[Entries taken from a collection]
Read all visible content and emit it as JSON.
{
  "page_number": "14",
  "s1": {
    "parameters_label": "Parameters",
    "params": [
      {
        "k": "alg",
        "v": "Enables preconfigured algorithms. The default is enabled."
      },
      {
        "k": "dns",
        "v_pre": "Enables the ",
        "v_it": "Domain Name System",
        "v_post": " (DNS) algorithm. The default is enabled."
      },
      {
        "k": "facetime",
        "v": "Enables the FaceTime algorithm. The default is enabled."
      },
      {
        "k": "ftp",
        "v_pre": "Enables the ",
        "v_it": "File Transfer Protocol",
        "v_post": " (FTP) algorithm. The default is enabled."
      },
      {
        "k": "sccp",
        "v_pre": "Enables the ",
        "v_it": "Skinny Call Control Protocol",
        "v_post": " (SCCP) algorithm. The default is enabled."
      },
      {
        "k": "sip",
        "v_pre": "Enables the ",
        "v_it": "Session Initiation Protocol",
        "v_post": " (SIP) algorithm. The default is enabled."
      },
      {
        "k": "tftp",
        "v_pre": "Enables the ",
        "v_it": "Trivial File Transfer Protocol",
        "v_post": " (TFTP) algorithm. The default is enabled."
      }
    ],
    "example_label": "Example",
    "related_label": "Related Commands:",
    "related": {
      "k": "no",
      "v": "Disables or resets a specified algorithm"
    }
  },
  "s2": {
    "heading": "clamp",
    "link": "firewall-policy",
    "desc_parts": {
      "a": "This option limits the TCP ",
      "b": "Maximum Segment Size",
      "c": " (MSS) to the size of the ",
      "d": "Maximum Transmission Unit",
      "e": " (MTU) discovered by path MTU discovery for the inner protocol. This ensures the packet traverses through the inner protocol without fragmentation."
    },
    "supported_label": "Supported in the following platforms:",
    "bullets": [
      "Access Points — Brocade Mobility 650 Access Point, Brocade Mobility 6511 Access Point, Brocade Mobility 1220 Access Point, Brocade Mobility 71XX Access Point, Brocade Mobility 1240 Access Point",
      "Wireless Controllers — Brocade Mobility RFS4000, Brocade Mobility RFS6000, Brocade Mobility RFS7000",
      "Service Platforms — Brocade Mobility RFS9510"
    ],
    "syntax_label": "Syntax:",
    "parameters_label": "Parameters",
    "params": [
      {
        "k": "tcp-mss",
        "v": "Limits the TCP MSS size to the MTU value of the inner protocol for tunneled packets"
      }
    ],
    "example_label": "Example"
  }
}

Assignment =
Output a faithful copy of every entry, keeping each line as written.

Completed task =
Read all visible content and emit it as JSON.
{
  "page_number": "14",
  "s1": {
    "parameters_label": "Parameters",
    "params": [
      {
        "k": "alg",
        "v": "Enables preconfigured algorithms. The default is enabled."
      },
      {
        "k": "dns",
        "v_pre": "Enables the ",
        "v_it": "Domain Name System",
        "v_post": " (DNS) algorithm. The default is enabled."
      },
      {
        "k": "facetime",
        "v": "Enables the FaceTime algorithm. The default is enabled."
      },
      {
        "k": "ftp",
        "v_pre": "Enables the ",
        "v_it": "File Transfer Protocol",
        "v_post": " (FTP) algorithm. The default is enabled."
      },
      {
        "k": "sccp",
        "v_pre": "Enables the ",
        "v_it": "Skinny Call Control Protocol",
        "v_post": " (SCCP) algorithm. The default is enabled."
      },
      {
        "k": "sip",
        "v_pre": "Enables the ",
        "v_it": "Session Initiation Protocol",
        "v_post": " (SIP) algorithm. The default is enabled."
      },
      {
        "k": "tftp",
        "v_pre": "Enables the ",
        "v_it": "Trivial File Transfer Protocol",
        "v_post": " (TFTP) algorithm. The default is enabled."
      }
    ],
    "example_label": "Example",
    "related_label": "Related Commands:",
    "related": {
      "k": "no",
      "v": "Disables or resets a specified algorithm"
    }
  },
  "s2": {
    "heading": "clamp",
    "link": "firewall-policy",
    "desc_parts": {
      "a": "This option limits the TCP ",
      "b": "Maximum Segment Size",
      "c": " (MSS) to the size of the ",
      "d": "Maximum Transmission Unit",
      "e": " (MTU) discovered by path MTU discovery for the inner protocol. This ensures the packet traverses through the inner protocol without fragmentation."
    },
    "supported_label": "Supported in the following platforms:",
    "bullets": [
      "Access Points — Brocade Mobility 650 Access Point, Brocade Mobility 6511 Access Point, Brocade Mobility 1220 Access Point, Brocade Mobility 71XX Access Point, Brocade Mobility 1240 Access Point",
      "Wireless Controllers — Brocade Mobility RFS4000, Brocade Mobility RFS6000, Brocade Mobility RFS7000",
      "Service Platforms — Brocade Mobility RFS9510"
    ],
    "syntax_label": "Syntax:",
    "parameters_label": "Parameters",
    "params": [
      {
        "k": "tcp-mss",
        "v": "Limits the TCP MSS size to the MTU value of the inner protocol for tunneled packets"
      }
    ],
    "example_label": "Example"
  }
}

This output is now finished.